#### [TASK DESCRIPTION]
Sift the material for lines containing "shape", and return them.

==== EXCERPTED RECORDS ====

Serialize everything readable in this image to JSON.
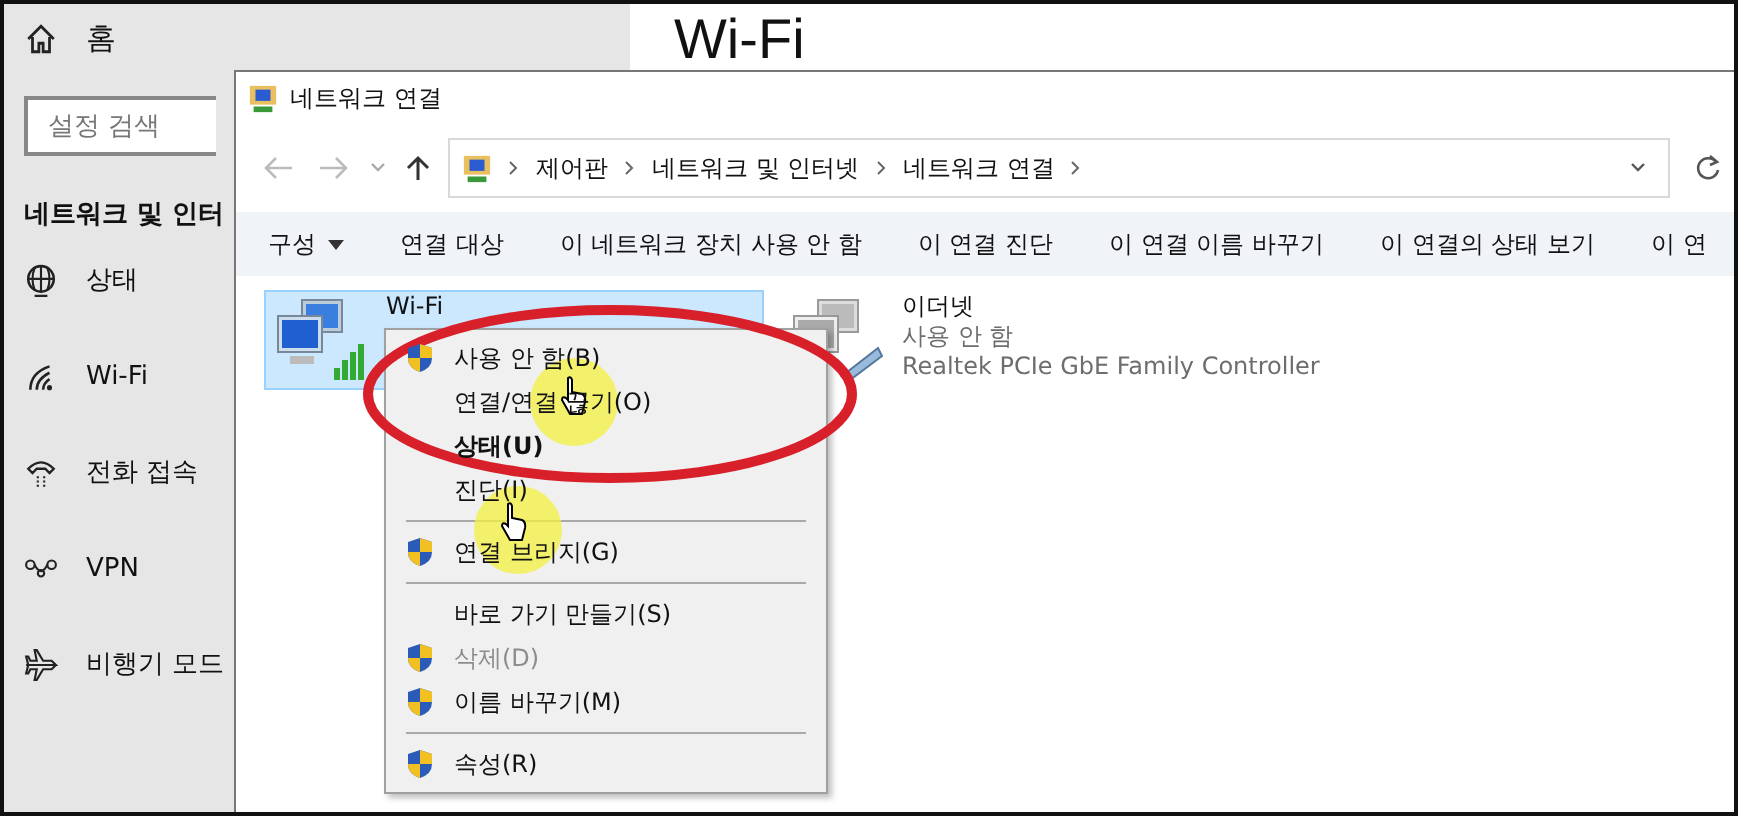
{
  "settings": {
    "home": "홈",
    "search": {
      "placeholder": "설정 검색"
    },
    "section_heading": "네트워크 및 인터",
    "nav": [
      {
        "label": "상태"
      },
      {
        "label": "Wi-Fi"
      },
      {
        "label": "전화 접속"
      },
      {
        "label": "VPN"
      },
      {
        "label": "비행기 모드"
      }
    ],
    "page_title": "Wi-Fi"
  },
  "window": {
    "title": "네트워크 연결",
    "breadcrumbs": [
      "제어판",
      "네트워크 및 인터넷",
      "네트워크 연결"
    ],
    "toolbar": [
      {
        "label": "구성",
        "dropdown": true
      },
      {
        "label": "연결 대상",
        "dropdown": false
      },
      {
        "label": "이 네트워크 장치 사용 안 함",
        "dropdown": false
      },
      {
        "label": "이 연결 진단",
        "dropdown": false
      },
      {
        "label": "이 연결 이름 바꾸기",
        "dropdown": false
      },
      {
        "label": "이 연결의 상태 보기",
        "dropdown": false
      },
      {
        "label": "이 연",
        "dropdown": false
      }
    ],
    "connections": [
      {
        "kind": "wifi",
        "name": "Wi-Fi",
        "selected": true
      },
      {
        "kind": "ethernet",
        "name": "이더넷",
        "selected": false,
        "lines": [
          "사용 안 함",
          "Realtek PCIe GbE Family Controller"
        ]
      }
    ]
  },
  "context_menu": [
    {
      "kind": "item",
      "label": "사용 안 함(B)",
      "shield": true,
      "bold": false,
      "disabled": false
    },
    {
      "kind": "item",
      "label": "연결/연결 끊기(O)",
      "shield": false,
      "bold": false,
      "disabled": false
    },
    {
      "kind": "item",
      "label": "상태(U)",
      "shield": false,
      "bold": true,
      "disabled": false
    },
    {
      "kind": "item",
      "label": "진단(I)",
      "shield": false,
      "bold": false,
      "disabled": false
    },
    {
      "kind": "separator"
    },
    {
      "kind": "item",
      "label": "연결 브리지(G)",
      "shield": true,
      "bold": false,
      "disabled": false
    },
    {
      "kind": "separator"
    },
    {
      "kind": "item",
      "label": "바로 가기 만들기(S)",
      "shield": false,
      "bold": false,
      "disabled": false
    },
    {
      "kind": "item",
      "label": "삭제(D)",
      "shield": true,
      "bold": false,
      "disabled": true
    },
    {
      "kind": "item",
      "label": "이름 바꾸기(M)",
      "shield": true,
      "bold": false,
      "disabled": false
    },
    {
      "kind": "separator"
    },
    {
      "kind": "item",
      "label": "속성(R)",
      "shield": true,
      "bold": false,
      "disabled": false
    }
  ]
}
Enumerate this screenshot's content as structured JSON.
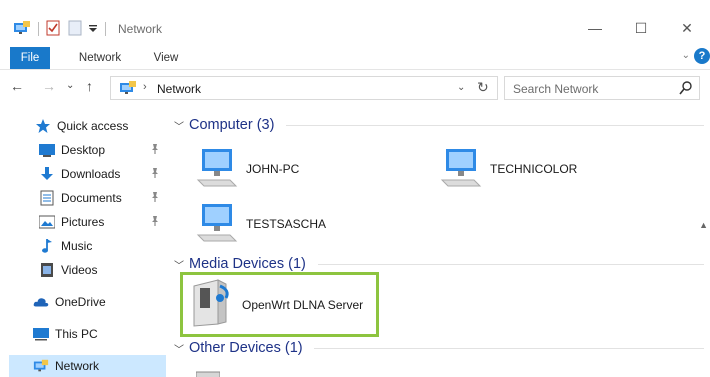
{
  "window": {
    "title": "Network",
    "controls": {
      "minimize": "—",
      "maximize": "☐",
      "close": "✕"
    }
  },
  "ribbon": {
    "tabs": [
      "File",
      "Network",
      "View"
    ],
    "expand_glyph": "⌄",
    "help_glyph": "?"
  },
  "address": {
    "back": "←",
    "forward": "→",
    "recent": "⌄",
    "up": "↑",
    "separator": "›",
    "path": "Network",
    "dropdown": "⌄",
    "refresh": "↻"
  },
  "search": {
    "placeholder": "Search Network"
  },
  "navpane": {
    "items": [
      {
        "label": "Quick access",
        "icon": "star-icon"
      },
      {
        "label": "Desktop",
        "icon": "desktop-icon",
        "pinned": true
      },
      {
        "label": "Downloads",
        "icon": "download-icon",
        "pinned": true
      },
      {
        "label": "Documents",
        "icon": "documents-icon",
        "pinned": true
      },
      {
        "label": "Pictures",
        "icon": "pictures-icon",
        "pinned": true
      },
      {
        "label": "Music",
        "icon": "music-icon"
      },
      {
        "label": "Videos",
        "icon": "videos-icon"
      },
      {
        "label": "OneDrive",
        "icon": "cloud-icon"
      },
      {
        "label": "This PC",
        "icon": "computer-icon"
      },
      {
        "label": "Network",
        "icon": "network-icon",
        "selected": true
      }
    ],
    "pin_glyph": "📌"
  },
  "content": {
    "groups": [
      {
        "header": "Computer (3)",
        "items": [
          "JOHN-PC",
          "TECHNICOLOR",
          "TESTSASCHA"
        ]
      },
      {
        "header": "Media Devices (1)",
        "items": [
          "OpenWrt DLNA Server"
        ]
      },
      {
        "header": "Other Devices (1)",
        "items": []
      }
    ]
  },
  "colors": {
    "accent": "#1979ca",
    "group_header": "#1e3287",
    "highlight_border": "#8dc43f",
    "selected_bg": "#cce8ff"
  }
}
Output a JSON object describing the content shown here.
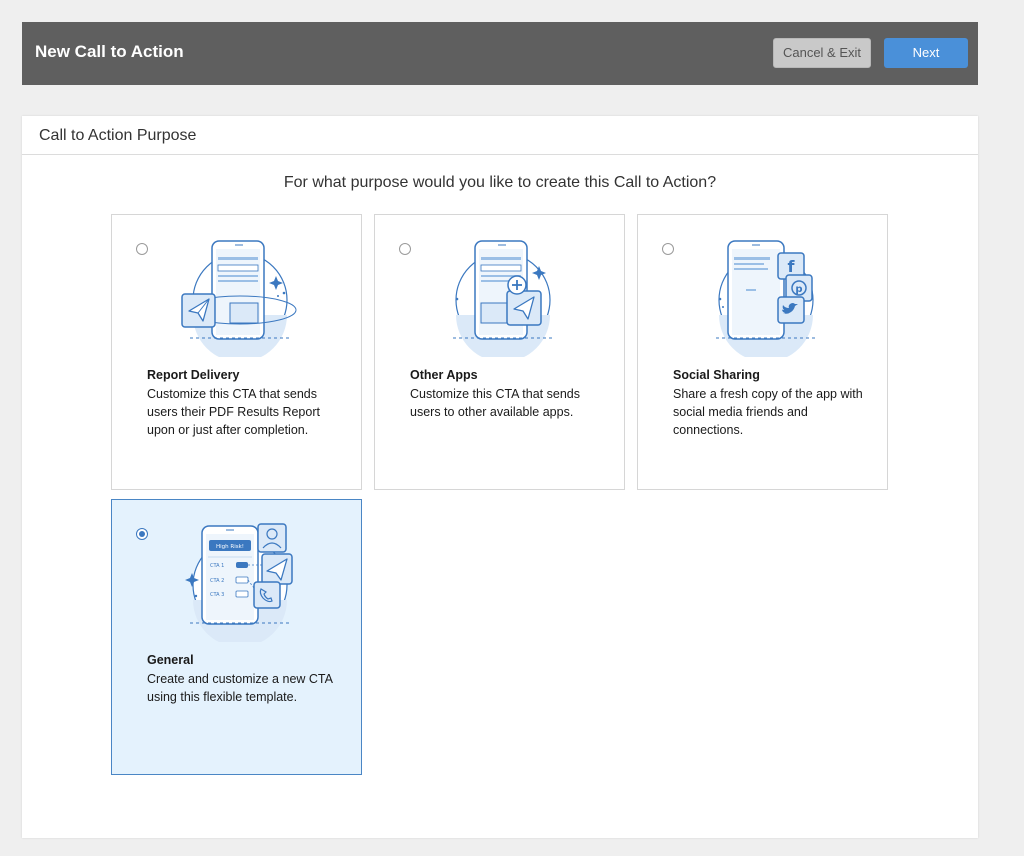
{
  "header": {
    "title": "New Call to Action",
    "cancel_label": "Cancel & Exit",
    "next_label": "Next"
  },
  "panel": {
    "title": "Call to Action Purpose",
    "question": "For what purpose would you like to create this Call to Action?"
  },
  "options": [
    {
      "name": "Report Delivery",
      "description": "Customize this CTA that sends users their PDF Results Report upon or just after completion.",
      "selected": false,
      "icon": "paper-plane-phone-illustration"
    },
    {
      "name": "Other Apps",
      "description": "Customize this CTA that sends users to other available apps.",
      "selected": false,
      "icon": "phone-plus-send-illustration"
    },
    {
      "name": "Social Sharing",
      "description": "Share a fresh copy of the app with social media friends and connections.",
      "selected": false,
      "icon": "phone-social-icons-illustration"
    },
    {
      "name": "General",
      "description": "Create and customize a new CTA using this flexible template.",
      "selected": true,
      "icon": "phone-cta-list-illustration",
      "illustration_labels": {
        "badge": "High Risk!",
        "cta1": "CTA 1",
        "cta2": "CTA 2",
        "cta3": "CTA 3"
      }
    }
  ],
  "colors": {
    "header_bg": "#5f5f5f",
    "accent": "#4a90d9",
    "selected_bg": "#e4f2fd",
    "illustration_blue": "#3b78c0",
    "illustration_fill": "#dbe9f8"
  }
}
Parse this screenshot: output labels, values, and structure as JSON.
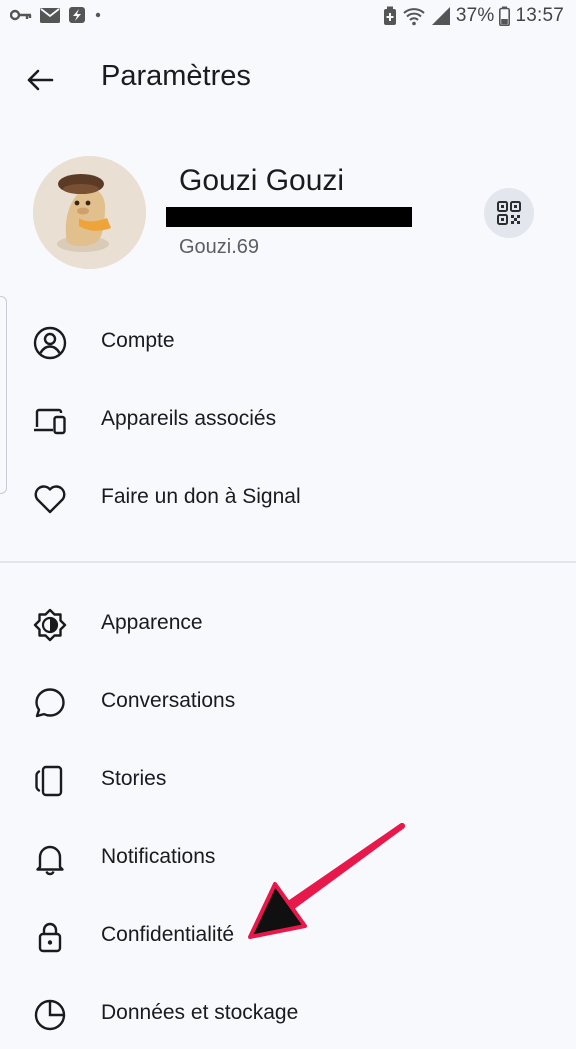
{
  "status_bar": {
    "left_icons": [
      "key-icon",
      "mail-icon",
      "signal-app-icon",
      "dot-icon"
    ],
    "right_icons": [
      "battery-saver-icon",
      "wifi-icon",
      "cell-signal-icon",
      "battery-icon"
    ],
    "battery": "37%",
    "time": "13:57"
  },
  "app_bar": {
    "back_icon": "arrow-left-icon",
    "title": "Paramètres"
  },
  "profile": {
    "name": "Gouzi Gouzi",
    "username": "Gouzi.69",
    "qr_icon": "qr-code-icon"
  },
  "menu_group_1": [
    {
      "label": "Compte",
      "icon": "account-circle-icon"
    },
    {
      "label": "Appareils associés",
      "icon": "linked-devices-icon"
    },
    {
      "label": "Faire un don à Signal",
      "icon": "heart-icon"
    }
  ],
  "menu_group_2": [
    {
      "label": "Apparence",
      "icon": "appearance-icon"
    },
    {
      "label": "Conversations",
      "icon": "chat-bubble-icon"
    },
    {
      "label": "Stories",
      "icon": "stories-icon"
    },
    {
      "label": "Notifications",
      "icon": "bell-icon"
    },
    {
      "label": "Confidentialité",
      "icon": "lock-icon"
    },
    {
      "label": "Données et stockage",
      "icon": "data-storage-icon"
    }
  ],
  "annotation": {
    "color": "#e8184a",
    "shape": "arrow-annotation"
  }
}
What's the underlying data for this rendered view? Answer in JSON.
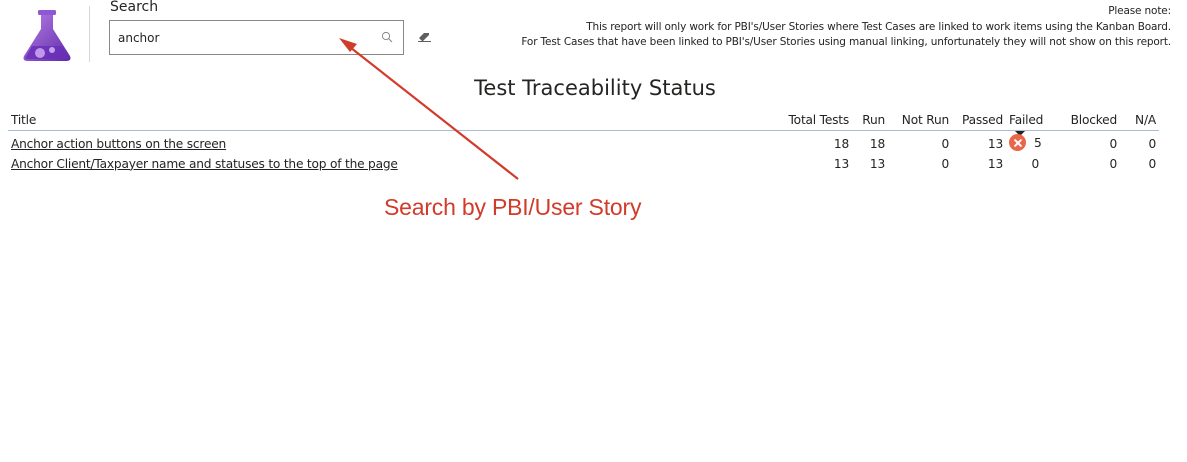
{
  "header": {
    "logo_icon": "flask-icon",
    "search": {
      "label": "Search",
      "value": "anchor",
      "placeholder": "",
      "search_icon": "search-icon",
      "clear_icon": "eraser-icon"
    },
    "note": {
      "line1": "Please note:",
      "line2": "This report will only work for PBI's/User Stories where Test Cases are linked to work items using the Kanban Board.",
      "line3": "For Test Cases that have been linked to PBI's/User Stories using manual linking, unfortunately they will not show on this report."
    }
  },
  "report": {
    "title": "Test Traceability Status",
    "columns": [
      "Title",
      "Total Tests",
      "Run",
      "Not Run",
      "Passed",
      "Failed",
      "Blocked",
      "N/A"
    ],
    "sorted_column": "Failed",
    "rows": [
      {
        "title": "Anchor action buttons on the screen",
        "total": "18",
        "run": "18",
        "not_run": "0",
        "passed": "13",
        "failed": "5",
        "blocked": "0",
        "na": "0",
        "failed_icon": "x-circle-icon"
      },
      {
        "title": "Anchor Client/Taxpayer name and statuses to the top of the page",
        "total": "13",
        "run": "13",
        "not_run": "0",
        "passed": "13",
        "failed": "0",
        "blocked": "0",
        "na": "0"
      }
    ]
  },
  "annotation": {
    "text": "Search by PBI/User Story",
    "color": "#d23a2a"
  },
  "colors": {
    "accent_purple": "#7b3fc4",
    "failed_icon": "#e8664a",
    "header_rule": "#a7bdd3"
  }
}
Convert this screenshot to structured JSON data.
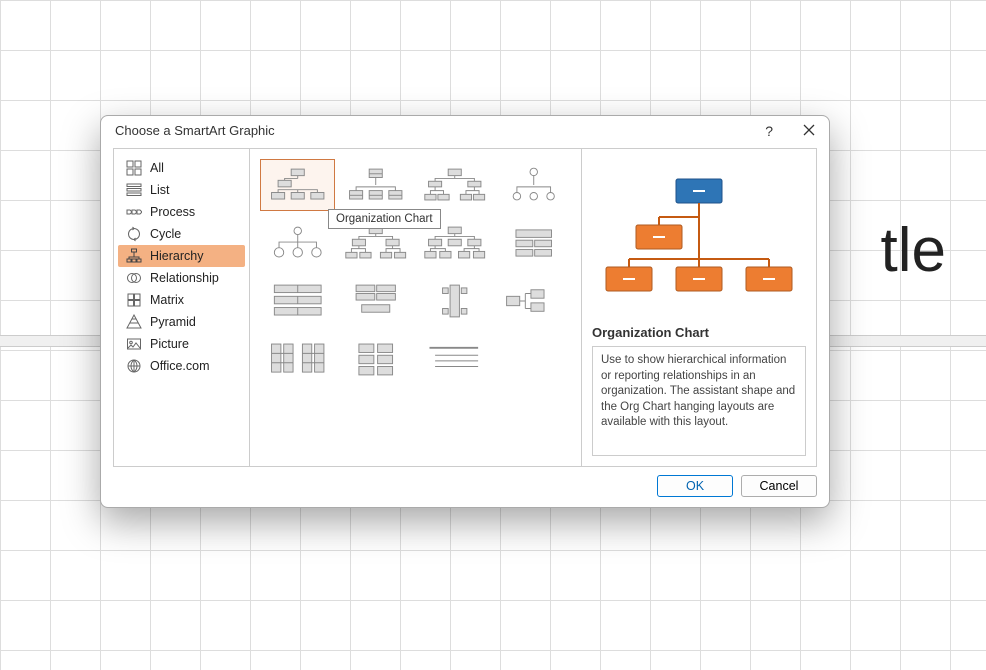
{
  "background": {
    "slide_text_fragment": "tle"
  },
  "dialog": {
    "title": "Choose a SmartArt Graphic",
    "sidebar": {
      "items": [
        {
          "id": "all",
          "label": "All"
        },
        {
          "id": "list",
          "label": "List"
        },
        {
          "id": "process",
          "label": "Process"
        },
        {
          "id": "cycle",
          "label": "Cycle"
        },
        {
          "id": "hierarchy",
          "label": "Hierarchy",
          "selected": true
        },
        {
          "id": "relationship",
          "label": "Relationship"
        },
        {
          "id": "matrix",
          "label": "Matrix"
        },
        {
          "id": "pyramid",
          "label": "Pyramid"
        },
        {
          "id": "picture",
          "label": "Picture"
        },
        {
          "id": "officecom",
          "label": "Office.com"
        }
      ]
    },
    "gallery": {
      "tooltip_text": "Organization Chart",
      "selected_item": "organization-chart"
    },
    "preview": {
      "title": "Organization Chart",
      "description": "Use to show hierarchical information or reporting relationships in an organization. The assistant shape and the Org Chart hanging layouts are available with this layout."
    },
    "buttons": {
      "ok": "OK",
      "cancel": "Cancel"
    },
    "colors": {
      "accent_selected": "#f4b183",
      "preview_top": "#2e75b6",
      "preview_node": "#ed7d31",
      "primary_border": "#0078d4"
    }
  }
}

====

#### [COMPLETED EXERCISE]
    "shape": "arrow-annotation"
      "description": "Use to show hierarchical information or reporting relationships in an organization. The assistant shape and the Org Chart hanging layouts are available with this layout."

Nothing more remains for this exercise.